Activity: Every line of the material should be output exactly as written.

Supplied entries:
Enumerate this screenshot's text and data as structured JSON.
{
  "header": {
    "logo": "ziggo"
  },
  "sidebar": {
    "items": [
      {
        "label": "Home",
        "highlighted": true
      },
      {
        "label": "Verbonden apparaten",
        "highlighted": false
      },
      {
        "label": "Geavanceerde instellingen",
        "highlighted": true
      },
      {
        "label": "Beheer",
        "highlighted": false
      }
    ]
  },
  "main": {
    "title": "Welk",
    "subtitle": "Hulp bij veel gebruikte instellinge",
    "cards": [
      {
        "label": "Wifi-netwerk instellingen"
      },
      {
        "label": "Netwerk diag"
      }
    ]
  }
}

Written response:
Enumerate this screenshot's text and data as structured JSON.
{
  "header": {
    "logo": "ziggo"
  },
  "sidebar": {
    "items": [
      {
        "label": "Home",
        "highlighted": true
      },
      {
        "label": "Verbonden apparaten",
        "highlighted": false
      },
      {
        "label": "Geavanceerde instellingen",
        "highlighted": true
      },
      {
        "label": "Beheer",
        "highlighted": false
      }
    ]
  },
  "main": {
    "title": "Welk",
    "subtitle": "Hulp bij veel gebruikte instellinge",
    "cards": [
      {
        "label": "Wifi-netwerk instellingen"
      },
      {
        "label": "Netwerk diag"
      }
    ]
  }
}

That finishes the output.